Similar to prepubertal microflora
Micrococci, streptococci, coliforms, diphtheroids


What does the normal microflora of the urethra look like in adulthood?

L. acidophilus, staph epidermidis, streptococci (alpha, non-hemolytic), E.coli, diphtheroids, yeasts


What are the gram negative bacilli that cause UTIs?

Fecal E.coli (uncomplicated)
MDR Enterobacteriaceae (hospital acquired)


How does duration of hospitalization and catheterization change the likely causative agents of a UTI?

Increased pseudomonas, proteus, klebsiella, acinetobacter and enterobacter
Decreased E. coli


What are the gram positive cocci that cause UTIs?

Enterococci (older men, UT manipulation, instrumentation)
Staph saprophyticus (symptomatic sexually active women


What are the gram positive bacilli that cause UTIs?

Diphtheroids, mycobacteria, Listeria monocytogenes
Bacillus (most likely contamination if in sample)


What are the fungi that cause UTIs?

Candiduria in hospitalized patients


What are the causative agents of cystitis?

E.coli, Klebsiella spp, other enterobacteriaceae, enterococci, CoNS


What are the causative agents of acute polynephritis?

Enterobacteriaceae, staphylococcus aureus


What are the causative agents of subclinical polynephritis?

CoNS, Candida spp, Mycobacterium spp, Mycoplasma hominis
Must be treated in pregnancy, young children, instrumentation, elderly and diabetics


How can a UTI be diagnosed?

From a midstream urine sample or right from bladder (avoids contamination, used to find anaerobic) and then microscopic examination


How can you tell if bacteria in urine is from infection or colonization when collected midstream?

1000 CFU/ml is infection


What could change the results of a urine sample?

If collected right from bladder, should have 0 CFU/ml
If on antibiotics, finding some CFU, could be a sign of resistant organisms
Drinking lots of water prior could dilute sample


How should a urine sample be stored?

Cultured within 1 hour of collection and stored at 4 degree for not more than 18 hours


How do we treat uncomplicated UTI (cystitis)?

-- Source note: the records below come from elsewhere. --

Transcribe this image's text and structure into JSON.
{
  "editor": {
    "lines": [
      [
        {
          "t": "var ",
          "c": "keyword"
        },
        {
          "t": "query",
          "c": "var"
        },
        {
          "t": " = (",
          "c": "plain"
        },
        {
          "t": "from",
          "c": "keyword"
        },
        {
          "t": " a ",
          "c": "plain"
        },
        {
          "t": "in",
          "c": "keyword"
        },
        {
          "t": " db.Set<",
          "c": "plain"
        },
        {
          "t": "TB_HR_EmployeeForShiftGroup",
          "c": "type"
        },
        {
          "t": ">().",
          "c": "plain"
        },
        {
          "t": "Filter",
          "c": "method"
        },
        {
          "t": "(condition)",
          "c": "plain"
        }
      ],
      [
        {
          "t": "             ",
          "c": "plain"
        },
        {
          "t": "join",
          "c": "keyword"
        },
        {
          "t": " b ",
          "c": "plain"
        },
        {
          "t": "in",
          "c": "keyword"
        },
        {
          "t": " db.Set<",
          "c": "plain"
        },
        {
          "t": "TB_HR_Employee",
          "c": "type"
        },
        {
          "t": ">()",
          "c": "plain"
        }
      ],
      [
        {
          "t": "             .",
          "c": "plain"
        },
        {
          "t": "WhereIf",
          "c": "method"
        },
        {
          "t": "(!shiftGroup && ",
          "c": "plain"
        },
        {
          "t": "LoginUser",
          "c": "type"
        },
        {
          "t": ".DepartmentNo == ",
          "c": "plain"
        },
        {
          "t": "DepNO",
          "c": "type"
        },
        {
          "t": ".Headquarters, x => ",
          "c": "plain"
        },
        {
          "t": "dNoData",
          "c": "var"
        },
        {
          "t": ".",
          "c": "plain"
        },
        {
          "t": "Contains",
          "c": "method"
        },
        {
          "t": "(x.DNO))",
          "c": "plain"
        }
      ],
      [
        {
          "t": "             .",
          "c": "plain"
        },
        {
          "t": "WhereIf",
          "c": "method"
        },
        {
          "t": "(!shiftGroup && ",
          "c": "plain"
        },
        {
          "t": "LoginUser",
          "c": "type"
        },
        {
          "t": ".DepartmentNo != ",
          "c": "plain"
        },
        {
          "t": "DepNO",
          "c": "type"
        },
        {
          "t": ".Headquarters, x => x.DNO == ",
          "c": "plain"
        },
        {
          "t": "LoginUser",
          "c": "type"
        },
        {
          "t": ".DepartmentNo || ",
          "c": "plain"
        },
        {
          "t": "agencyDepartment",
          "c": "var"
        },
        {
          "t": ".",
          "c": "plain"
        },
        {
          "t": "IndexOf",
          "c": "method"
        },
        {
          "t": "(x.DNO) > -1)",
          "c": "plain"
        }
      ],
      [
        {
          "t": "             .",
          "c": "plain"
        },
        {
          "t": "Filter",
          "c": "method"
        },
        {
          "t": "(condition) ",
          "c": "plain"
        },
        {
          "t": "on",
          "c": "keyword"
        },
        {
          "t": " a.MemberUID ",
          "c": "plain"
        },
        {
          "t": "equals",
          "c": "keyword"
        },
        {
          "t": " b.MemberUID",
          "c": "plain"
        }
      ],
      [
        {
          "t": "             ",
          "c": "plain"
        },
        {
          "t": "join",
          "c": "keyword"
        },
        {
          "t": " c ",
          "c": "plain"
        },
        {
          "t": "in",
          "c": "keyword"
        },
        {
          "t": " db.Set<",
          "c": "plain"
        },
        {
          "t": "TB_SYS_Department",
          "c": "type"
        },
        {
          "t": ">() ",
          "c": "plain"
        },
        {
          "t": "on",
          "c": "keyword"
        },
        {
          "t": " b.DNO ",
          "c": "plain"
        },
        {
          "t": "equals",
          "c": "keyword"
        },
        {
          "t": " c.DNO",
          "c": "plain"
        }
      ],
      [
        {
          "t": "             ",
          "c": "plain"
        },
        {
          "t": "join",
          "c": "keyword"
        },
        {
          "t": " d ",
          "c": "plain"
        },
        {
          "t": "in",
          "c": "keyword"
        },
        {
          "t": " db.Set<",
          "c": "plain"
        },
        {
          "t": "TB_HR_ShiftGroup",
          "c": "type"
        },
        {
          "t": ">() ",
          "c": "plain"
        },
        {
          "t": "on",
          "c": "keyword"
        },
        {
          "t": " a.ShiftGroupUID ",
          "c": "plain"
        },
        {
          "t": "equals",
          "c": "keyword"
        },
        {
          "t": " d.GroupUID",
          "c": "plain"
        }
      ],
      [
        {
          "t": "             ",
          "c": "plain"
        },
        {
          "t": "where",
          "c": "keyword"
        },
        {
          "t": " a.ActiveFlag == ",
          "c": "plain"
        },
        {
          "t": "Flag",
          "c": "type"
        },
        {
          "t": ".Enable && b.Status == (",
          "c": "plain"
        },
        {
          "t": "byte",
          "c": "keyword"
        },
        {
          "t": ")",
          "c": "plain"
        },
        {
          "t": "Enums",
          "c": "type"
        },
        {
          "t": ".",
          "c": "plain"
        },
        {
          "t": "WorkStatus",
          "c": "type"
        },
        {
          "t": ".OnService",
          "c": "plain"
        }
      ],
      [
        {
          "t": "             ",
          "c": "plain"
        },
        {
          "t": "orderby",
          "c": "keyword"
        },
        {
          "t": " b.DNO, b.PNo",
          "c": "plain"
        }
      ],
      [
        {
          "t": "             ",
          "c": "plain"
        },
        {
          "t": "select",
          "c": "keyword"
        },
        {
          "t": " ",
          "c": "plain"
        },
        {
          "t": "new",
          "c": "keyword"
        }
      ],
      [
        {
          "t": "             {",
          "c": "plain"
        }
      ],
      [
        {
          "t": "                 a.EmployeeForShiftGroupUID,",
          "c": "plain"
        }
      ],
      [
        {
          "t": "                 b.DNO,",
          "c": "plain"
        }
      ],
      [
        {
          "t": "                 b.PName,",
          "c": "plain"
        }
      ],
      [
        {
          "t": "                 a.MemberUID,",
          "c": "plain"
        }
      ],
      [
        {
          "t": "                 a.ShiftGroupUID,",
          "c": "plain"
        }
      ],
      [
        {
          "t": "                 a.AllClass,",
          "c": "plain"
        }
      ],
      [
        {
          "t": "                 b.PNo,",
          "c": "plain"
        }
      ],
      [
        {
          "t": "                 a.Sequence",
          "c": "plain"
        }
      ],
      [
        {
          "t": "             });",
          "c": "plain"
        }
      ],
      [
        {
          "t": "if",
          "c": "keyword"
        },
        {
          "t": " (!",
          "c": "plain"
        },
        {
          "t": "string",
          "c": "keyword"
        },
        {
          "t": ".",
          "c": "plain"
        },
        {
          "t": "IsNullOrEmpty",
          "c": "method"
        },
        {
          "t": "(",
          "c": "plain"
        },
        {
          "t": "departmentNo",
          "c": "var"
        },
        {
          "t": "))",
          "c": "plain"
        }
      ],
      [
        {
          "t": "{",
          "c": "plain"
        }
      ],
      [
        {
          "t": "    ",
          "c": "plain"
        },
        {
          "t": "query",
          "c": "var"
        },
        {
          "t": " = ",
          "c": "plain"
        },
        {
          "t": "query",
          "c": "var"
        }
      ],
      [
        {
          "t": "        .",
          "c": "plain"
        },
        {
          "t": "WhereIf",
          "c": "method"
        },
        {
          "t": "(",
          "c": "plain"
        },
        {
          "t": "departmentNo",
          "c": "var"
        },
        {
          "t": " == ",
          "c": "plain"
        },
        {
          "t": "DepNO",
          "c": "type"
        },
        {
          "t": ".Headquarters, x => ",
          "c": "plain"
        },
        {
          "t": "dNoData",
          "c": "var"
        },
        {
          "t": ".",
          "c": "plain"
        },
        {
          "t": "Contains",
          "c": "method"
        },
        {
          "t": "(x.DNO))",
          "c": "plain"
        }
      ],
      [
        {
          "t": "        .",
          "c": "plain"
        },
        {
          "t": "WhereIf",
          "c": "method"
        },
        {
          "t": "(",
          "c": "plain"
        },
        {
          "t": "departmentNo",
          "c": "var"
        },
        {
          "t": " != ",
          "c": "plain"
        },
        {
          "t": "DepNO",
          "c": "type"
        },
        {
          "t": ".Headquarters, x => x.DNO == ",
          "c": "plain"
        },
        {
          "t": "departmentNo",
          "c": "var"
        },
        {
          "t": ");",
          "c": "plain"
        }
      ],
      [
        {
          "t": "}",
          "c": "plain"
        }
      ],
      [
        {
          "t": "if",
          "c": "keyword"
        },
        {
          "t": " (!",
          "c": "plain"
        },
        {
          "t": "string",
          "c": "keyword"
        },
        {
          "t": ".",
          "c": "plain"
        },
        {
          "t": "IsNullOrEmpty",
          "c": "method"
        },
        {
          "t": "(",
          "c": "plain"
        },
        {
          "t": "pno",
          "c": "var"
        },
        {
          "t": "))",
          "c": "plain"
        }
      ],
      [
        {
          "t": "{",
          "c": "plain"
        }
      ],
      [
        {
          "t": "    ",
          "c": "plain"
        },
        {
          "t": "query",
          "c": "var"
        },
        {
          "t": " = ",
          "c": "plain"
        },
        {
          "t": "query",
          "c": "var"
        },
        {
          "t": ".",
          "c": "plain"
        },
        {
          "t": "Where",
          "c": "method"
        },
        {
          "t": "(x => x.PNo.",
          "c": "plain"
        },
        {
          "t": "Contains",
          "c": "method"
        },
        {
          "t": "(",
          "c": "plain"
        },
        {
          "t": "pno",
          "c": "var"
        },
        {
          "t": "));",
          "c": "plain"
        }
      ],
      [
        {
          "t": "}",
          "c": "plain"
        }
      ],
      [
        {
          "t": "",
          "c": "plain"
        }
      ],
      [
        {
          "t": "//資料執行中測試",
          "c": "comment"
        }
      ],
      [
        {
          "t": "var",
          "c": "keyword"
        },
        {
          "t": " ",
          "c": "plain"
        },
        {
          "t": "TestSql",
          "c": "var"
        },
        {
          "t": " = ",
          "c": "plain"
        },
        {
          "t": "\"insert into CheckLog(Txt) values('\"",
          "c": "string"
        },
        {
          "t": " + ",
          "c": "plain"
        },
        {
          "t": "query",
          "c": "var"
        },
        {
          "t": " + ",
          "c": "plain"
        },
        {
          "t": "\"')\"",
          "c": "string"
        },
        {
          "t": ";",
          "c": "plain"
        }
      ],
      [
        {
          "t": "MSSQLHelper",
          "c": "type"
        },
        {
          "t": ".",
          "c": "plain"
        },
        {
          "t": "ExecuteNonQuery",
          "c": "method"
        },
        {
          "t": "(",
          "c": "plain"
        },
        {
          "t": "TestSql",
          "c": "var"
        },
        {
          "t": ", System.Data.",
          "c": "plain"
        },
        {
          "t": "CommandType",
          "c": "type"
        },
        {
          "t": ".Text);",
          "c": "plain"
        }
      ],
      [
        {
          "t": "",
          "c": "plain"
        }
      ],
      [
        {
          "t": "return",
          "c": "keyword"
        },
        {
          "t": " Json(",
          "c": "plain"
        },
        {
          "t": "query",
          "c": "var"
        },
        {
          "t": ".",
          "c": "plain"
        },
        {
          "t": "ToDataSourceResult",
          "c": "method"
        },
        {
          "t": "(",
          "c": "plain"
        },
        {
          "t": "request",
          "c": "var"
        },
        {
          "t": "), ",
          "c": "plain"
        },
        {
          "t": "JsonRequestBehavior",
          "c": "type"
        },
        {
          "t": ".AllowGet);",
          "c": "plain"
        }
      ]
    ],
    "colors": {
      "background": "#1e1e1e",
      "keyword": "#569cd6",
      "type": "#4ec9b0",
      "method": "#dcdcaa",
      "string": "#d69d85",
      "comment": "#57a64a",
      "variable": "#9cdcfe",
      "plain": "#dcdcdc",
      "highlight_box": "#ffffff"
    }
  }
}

May resolve spontaneously within 4 weeks
Antibiotics to reduce symptoms and ensure complete eradication, followup at end
Drink lots of fluids to facilitate flushing


How do we treat complicated UTI (pyelonephritis)?

Systemic IV treatment until symptoms subside with oral therapy afterwards
Should be >10 days to sterilize the kidney